La vie joyeuse

Written in Quebec City

pic for blog

I can not imagine a better start to my 2014/15 season.   I am in one of the most beautiful cities in the world, singing Missia Palmieri (La veuve joyeuse) a role I absolutely adore. So it seems appropriate that a season filled with French repertoire should begin in a city filled with French elegance and charm.
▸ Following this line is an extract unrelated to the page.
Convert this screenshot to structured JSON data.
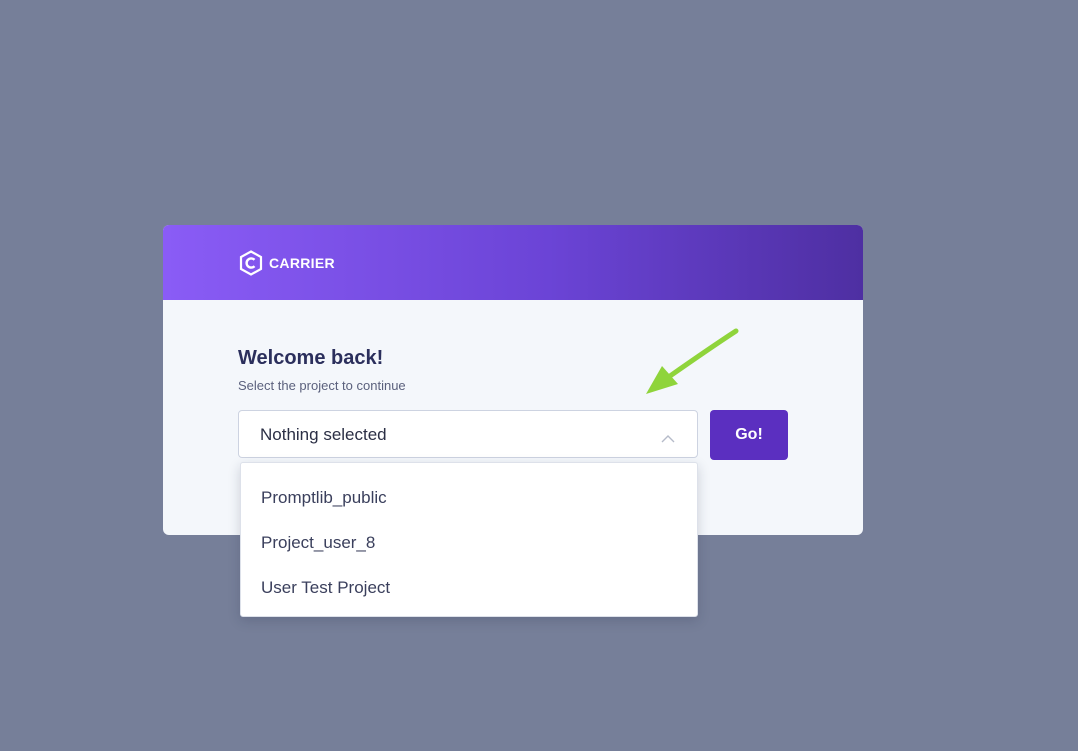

I think the word Francophile is an apt description of me. I fell in love with the French language and Quebecois people when I moved to Montreal in 2003 to study with a voice teacher named Marie Daveluy. We had met at the Centre d’Arts d’Orford during a production of Don Giovanni and my instinct told me that I needed to absorb what Marie had to offer. That decision soon led me to Marie’s house on rue Henri-Julien three times a week. We divided the working sessions into half-hour technical workouts and one hour repertoire sessions with a pianist. I had the pleasure of running into some of the most exquisite voices in the country in this studio: Marie-Nicole Lemieux, Kimy McLaren, Karina Gauvin to name a few. It was heaven.

Marie shaped me, not just technically, but aesthetically. In Marie’s studio, the singing voice was sacred, it was an expression of your inner soul, your passion, your yearning. It was NOT about “production of sound”, or “doing well”. I struggled at first with this mindset, the workaholic A-student in me had to make a fundamental shift from “doing” to “being.” This transition took many reminders from Marie who’s famous phrase seemed created for me; “Leslie, le mieux est l’enemi du bien.” After hearing this phrase for the hundredth time, I realized that I needed to stop trying to produce what I thought was right or good and start finding out what was authentically mine to offer. This was such a gift of wisdom from Marie and I continue to use it everyday.

When I wasn’t busy studying, Montreal offered me endless adventure. I was determined to fit into my new environment, so I created a game for myself called, “Pretend you are French”.  The object of this game was to see how far I could get without anyone discovering that I really didn’t speak the language yet and was very much a foreigner. It was a “fake it till you make it” way of challenging myself to learn and grow. A typical scenario would be to go out and discover a new word or phrase each day, all the while feigning complete mastery of composure and fluency. For example, a trip to the local bakery Premiere Moisson, where I ordered my first loaf of bread in French and the server asked, “Tranché?”  I had no idea what she meant but since it was a game of discovery I replied with my most authoritative, “merci!” and lo and behold I received my bread sliced. Not only had I learned a word, I had fun doing it.

Looking back on that time, I am so grateful for all of the gifts and the lessons that came my way. I pushed the boundaries of my comfort zone and ended up growing into a fuller, stronger version of myself. When I left Montreal in 2009, I took with me my love of curiosity, adventure and possibility and a facility of language and communication. I also realized that it was better to be an authentic me, for as much fun as I had trying to fit in and disguise myself in a cloak of French aura and mystique, the truth of the matter is this: I am an earthy Anglophone who happens to adore French music, culture and people.

It is in this spirit that I am entering this season which brings me my debut with L’opéra de Québec, L’orchestre symphonique de Montréal as well returning to Opera in Concert to sing the title role in Charpentiers Louise. Let the adventures begin!